* [Exercise]: Find and copy each line in the material below where the string "issues" occurs.
+++++
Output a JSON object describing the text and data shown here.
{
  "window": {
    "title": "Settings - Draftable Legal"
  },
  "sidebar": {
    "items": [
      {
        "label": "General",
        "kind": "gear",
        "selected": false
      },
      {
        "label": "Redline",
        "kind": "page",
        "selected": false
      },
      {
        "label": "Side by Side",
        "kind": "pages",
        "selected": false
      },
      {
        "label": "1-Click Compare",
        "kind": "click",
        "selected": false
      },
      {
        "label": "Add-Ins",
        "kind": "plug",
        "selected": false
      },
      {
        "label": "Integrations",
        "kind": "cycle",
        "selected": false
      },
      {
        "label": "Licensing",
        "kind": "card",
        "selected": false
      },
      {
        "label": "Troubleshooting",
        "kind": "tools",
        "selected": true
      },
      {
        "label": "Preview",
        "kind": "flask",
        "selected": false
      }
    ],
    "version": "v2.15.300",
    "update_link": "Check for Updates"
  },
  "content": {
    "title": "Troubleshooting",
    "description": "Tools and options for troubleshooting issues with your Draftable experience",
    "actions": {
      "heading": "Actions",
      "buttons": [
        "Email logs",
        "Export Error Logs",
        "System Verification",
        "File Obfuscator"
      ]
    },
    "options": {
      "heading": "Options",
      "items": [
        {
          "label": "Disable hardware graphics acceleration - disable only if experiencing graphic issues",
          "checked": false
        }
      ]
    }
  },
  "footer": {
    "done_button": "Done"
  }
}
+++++
* [Solution for this exercise]:
    "description": "Tools and options for troubleshooting issues with your Draftable experience",
          "label": "Disable hardware graphics acceleration - disable only if experiencing graphic issues",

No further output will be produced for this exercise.